The Virtualization Security Podcast on 10/7 was the second in a series of Virtual Desktop Security discussions we are having. The special guest panelist was Simon Graham of Virtual Computer, the makers of NxTop a client side hypervisor based on Xen. On this podcast, we went into the details of NxTop.
The engineers at Virtual Computer have thought about nearly everything when it comes to a Client Hypervisor. NxTop operates as a standalone or as a centrally managed client hypervisor. The difference is fairly stark. I feel that most people in the Enterprise would want to use the managed client hypervisor they have a one off situation. NxTop provides the following security features:
- Encryption of the local hard disks
- No local access to the Xen Dom-0 (Domain Zero).
- Automatic backup of critical data
- Centralized patching
- Policy controls for local and remote actions
- Snapback to a previous golden image
Let us look at each of these features in turn.
Virtual Computer’s NxTop allows you to encrypt the entire local disk drive(s) in use but requires the user to enter a password on boot. This is a step in the proper direction and provides an added layer of security to mobile users. Unfortunately, this is a single factor of authentication. When a password is sufficiently complex most people will choose something easy to figure out or will write down the password. What needs to be used is a Pass Phrase and multiple factors of authentication such as RSA SecureID, Common Access Cards, finger print scans, etc. Perhaps all three methods of authentication.
The other concern about NxTop’s encryption mechanism is that it is not centrally managed – each user when they install NxTop onto the platform chooses their own password. A centrally installed computer could be the the same for all equipment, providing for improved password managementÂ capabilities.

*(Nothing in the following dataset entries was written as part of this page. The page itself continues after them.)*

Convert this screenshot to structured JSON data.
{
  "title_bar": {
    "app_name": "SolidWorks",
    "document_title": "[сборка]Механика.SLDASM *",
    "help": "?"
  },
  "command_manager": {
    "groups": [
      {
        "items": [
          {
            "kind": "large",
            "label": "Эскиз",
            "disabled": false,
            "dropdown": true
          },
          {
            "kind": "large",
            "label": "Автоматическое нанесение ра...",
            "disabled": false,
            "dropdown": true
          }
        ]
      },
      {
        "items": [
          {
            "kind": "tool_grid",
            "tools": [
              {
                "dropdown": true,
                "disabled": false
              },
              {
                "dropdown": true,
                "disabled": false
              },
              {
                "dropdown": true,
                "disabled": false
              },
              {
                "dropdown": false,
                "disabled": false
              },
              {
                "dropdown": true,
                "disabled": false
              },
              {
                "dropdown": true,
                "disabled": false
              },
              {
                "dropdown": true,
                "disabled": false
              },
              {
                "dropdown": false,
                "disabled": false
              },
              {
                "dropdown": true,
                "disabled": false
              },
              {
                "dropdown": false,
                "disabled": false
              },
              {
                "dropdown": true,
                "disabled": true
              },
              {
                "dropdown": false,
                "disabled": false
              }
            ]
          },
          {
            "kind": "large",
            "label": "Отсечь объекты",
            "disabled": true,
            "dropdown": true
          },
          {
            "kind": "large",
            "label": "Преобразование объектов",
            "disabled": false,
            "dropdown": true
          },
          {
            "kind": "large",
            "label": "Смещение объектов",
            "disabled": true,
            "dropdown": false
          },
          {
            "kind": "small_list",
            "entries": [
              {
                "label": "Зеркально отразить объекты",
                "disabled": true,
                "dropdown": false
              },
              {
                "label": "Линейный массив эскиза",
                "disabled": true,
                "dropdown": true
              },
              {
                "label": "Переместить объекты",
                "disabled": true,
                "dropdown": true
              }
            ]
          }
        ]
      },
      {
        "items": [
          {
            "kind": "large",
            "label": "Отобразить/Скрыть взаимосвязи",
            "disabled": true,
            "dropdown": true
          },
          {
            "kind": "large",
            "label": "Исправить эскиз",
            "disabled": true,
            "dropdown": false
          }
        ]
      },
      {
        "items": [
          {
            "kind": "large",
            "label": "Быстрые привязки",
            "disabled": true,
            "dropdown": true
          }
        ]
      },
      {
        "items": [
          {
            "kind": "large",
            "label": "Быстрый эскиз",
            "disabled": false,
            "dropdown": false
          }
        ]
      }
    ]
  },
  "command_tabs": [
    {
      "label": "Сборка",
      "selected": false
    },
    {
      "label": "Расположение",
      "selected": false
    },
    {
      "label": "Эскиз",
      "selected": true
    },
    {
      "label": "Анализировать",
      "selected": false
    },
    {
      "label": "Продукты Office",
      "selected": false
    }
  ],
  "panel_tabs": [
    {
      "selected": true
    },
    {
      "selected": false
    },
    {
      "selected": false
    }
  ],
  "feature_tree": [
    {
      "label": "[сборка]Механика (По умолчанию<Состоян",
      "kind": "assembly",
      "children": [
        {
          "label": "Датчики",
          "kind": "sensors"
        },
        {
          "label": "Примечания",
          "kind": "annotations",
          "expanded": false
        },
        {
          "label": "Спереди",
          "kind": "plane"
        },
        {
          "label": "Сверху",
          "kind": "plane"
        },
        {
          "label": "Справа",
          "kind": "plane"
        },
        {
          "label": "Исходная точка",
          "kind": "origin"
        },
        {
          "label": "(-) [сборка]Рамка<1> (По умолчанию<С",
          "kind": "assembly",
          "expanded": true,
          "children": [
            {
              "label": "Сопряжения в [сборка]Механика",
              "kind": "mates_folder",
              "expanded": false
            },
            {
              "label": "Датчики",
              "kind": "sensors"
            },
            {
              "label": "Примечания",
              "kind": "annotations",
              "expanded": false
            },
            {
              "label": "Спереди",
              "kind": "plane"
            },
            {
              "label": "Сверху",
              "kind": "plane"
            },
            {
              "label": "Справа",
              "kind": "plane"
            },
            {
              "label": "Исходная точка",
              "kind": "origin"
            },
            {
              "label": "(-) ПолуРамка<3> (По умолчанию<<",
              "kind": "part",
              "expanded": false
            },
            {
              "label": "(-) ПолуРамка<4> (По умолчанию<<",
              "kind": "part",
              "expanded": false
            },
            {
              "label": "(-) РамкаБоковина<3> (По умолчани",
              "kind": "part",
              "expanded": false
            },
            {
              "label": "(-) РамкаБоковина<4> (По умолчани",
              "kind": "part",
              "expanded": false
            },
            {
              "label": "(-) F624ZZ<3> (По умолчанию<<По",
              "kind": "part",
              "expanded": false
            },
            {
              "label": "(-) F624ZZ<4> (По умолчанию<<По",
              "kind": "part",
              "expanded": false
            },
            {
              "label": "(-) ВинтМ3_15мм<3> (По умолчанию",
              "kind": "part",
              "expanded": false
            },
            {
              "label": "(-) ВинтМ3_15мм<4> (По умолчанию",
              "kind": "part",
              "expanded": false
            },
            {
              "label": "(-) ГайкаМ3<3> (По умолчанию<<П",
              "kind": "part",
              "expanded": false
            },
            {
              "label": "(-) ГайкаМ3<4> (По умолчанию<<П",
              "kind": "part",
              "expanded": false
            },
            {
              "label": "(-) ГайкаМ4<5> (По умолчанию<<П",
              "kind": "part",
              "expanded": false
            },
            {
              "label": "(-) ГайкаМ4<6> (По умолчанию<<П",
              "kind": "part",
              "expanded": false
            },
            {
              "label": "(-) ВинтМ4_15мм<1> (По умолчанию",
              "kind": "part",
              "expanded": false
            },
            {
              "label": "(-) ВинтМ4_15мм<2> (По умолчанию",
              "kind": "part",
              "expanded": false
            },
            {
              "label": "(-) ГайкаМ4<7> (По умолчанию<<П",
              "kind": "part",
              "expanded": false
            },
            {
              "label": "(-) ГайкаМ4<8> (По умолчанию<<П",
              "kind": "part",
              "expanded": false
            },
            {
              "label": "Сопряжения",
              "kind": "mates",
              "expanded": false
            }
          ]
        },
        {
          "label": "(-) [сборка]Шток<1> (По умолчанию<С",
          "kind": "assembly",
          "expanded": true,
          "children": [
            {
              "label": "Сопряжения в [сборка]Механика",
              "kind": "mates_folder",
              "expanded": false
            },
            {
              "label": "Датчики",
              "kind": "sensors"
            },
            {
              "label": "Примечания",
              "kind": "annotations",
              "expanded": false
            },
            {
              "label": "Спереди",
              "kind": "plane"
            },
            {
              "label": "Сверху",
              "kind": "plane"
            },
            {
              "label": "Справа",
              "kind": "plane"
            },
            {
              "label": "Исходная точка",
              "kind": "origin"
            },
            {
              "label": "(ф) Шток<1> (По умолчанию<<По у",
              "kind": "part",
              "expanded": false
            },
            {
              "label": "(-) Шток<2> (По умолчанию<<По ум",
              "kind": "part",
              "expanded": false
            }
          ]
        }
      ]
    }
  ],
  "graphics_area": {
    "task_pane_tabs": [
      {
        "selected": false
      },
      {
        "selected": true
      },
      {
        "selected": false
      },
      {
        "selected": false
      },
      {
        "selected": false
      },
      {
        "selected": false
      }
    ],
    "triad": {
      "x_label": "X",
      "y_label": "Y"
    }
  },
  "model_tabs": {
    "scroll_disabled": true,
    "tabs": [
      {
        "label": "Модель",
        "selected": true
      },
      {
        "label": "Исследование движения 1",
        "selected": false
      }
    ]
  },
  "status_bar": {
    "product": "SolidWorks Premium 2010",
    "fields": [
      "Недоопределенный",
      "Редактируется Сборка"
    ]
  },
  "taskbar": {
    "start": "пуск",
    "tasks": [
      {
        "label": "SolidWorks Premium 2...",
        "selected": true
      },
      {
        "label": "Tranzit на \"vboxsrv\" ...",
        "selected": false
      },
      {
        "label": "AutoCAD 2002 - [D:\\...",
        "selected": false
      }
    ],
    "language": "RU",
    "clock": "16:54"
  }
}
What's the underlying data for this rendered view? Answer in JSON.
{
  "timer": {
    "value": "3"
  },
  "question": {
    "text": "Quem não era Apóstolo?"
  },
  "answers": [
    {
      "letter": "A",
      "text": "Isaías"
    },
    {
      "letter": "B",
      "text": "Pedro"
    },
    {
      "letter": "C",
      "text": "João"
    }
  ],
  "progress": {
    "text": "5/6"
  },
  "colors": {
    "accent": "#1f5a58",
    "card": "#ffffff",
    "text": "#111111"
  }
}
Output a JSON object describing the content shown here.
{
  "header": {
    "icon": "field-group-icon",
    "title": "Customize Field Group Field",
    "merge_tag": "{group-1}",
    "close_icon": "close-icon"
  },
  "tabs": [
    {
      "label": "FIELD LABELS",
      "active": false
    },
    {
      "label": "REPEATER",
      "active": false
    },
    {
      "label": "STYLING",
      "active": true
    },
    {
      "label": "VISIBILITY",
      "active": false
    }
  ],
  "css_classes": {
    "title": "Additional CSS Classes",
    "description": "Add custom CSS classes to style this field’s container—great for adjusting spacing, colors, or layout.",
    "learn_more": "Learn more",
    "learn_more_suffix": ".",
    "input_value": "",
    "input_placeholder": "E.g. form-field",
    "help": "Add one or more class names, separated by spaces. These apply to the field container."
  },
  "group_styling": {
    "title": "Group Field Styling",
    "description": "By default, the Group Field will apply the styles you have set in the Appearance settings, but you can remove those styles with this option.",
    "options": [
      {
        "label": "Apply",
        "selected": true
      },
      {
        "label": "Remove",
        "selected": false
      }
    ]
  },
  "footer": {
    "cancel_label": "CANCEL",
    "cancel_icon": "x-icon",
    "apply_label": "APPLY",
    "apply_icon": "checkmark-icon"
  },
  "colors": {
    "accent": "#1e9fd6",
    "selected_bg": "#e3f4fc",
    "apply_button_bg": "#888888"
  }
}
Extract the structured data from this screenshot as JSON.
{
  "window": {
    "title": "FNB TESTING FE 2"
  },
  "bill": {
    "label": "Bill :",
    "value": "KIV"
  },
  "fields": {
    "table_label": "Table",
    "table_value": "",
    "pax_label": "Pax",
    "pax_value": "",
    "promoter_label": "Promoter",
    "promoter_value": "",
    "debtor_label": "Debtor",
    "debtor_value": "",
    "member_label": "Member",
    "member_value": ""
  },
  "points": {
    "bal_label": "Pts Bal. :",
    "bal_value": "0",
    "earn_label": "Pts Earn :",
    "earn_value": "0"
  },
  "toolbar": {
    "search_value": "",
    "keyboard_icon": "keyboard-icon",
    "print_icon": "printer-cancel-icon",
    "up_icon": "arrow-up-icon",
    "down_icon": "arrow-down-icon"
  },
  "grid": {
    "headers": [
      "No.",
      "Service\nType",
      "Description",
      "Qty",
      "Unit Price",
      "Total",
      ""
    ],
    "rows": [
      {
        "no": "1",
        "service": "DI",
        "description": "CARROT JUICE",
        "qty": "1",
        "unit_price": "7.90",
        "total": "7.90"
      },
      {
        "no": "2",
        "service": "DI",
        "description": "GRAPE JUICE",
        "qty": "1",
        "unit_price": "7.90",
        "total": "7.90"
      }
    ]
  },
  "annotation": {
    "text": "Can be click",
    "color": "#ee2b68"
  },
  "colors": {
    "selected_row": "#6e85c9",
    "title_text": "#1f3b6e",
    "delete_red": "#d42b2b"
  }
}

No Local Access to Dom-0
There is no local access to Dom-0 which implies that the user of NxTop cannot interact with the management component of Xen, however, if they have the encryption password, described previously, then they could gain that access to Dom-0 and make modifications. Granted this is a task most users will not know how to do, but it is possible.
Dom-0 or Domain Zero is the domain in which all the magic of a hypervisor happens. VMs run in Dom-Us or Domain User(s). Access to Dom-0 is like giving the keys to your datacenter to everyone. So this being locked down and unavailable locally is a very good thing.
Ontop of this, there are no open ports or services running within Dom-0. Instead Dom-0 polls the Centralized Management Server as needed (if a CMS is in use). This further limits Dom-0′s contact to the outside world.
TPM/TXT support does not exist yet, to further limit which hypervisor can actually be run on the client. When opensource Xen’s TPM/TXT is implemented within NxTop, the NxTop CMS needs to handle updates to the trusted launch environment for patches to NxTop.
Automatic Backup of Critical Data
NxTop furthermore knows what part of the Window’s Guest Operating system is user data and which part is system data. Virtual Computer has built a rules engine to determine what part of a Window’s Guest Operating System is what. They use this rules engine to periodically backup the Guest’s user data to the central management server. This way if a laptop or desktop running NxTop crashes catastrophically, the user data is not lost.
Perhaps not unique to NxTop, but just as important is there way of using “chained” virtual hard disks (VHDs) to allow patching of the NxTop windows VMs from the CMS. To do this, the NxTop CMS uses a local Hyper-V server to create the VHDs and then to chain them. These chained VHDs are then sent to the client. On next boot of the VM uses the new chained VHDs. This is very similar in notion to how VMware snapshots work. What I find interesting is that NxTop runs XenServer but to use the CMS to do centralized patching and VM creation it makes use of a Hyper-V server.Â Now if you add in a VMware View client within one of the NxTop VMs you have VMware vSphere also involved and you will have to secure and audit all three hypervisor’s appropriately.
Policy controls for local and remote actions
NxTop includes policy controls for whether or not a local VM can access CDROM, USB, and Serial Port devices.Â If the Policy is enabled you an make use of the devices. If the policy is disabled the devices are not seen by the VM. However, denial will also require BIOS changes to ensure a reboot of the local desktop does not allow someone to boot from an external device.
Snapback to a previous golden image
NxTop also has the ability to Snapback to the well known golden image on reboot of the VM. This allows a VM to download and make any necessary changes. Once the VM is rebooted all those changes are discarded. This is a very interesting technique to recover from accidentally deleted files, or from malware being installed on a NxTop VM.
All in all NxTop provides a total solution (if you include the CMS) to the problem of maintained client hypervisors. However, there is still more work to be done:
- Support for SecureID, CAC, and other 2-Factor authentication devices
- Support for TPM/TXT to ensure there is a trusted launch of the appropriate hypervisor
- Appropriate hardening guides for the full environment, not just the XenServer aspect but BIOS and other necessary settings.
- There is a mix of hypervisors in use: Perhaps all three of the major players.
Policy controls, snapback, use of Application Virtualization are all useful security features. I look forward to seeing NxTop improvements to add some of these missing features. Even so, it is a good start.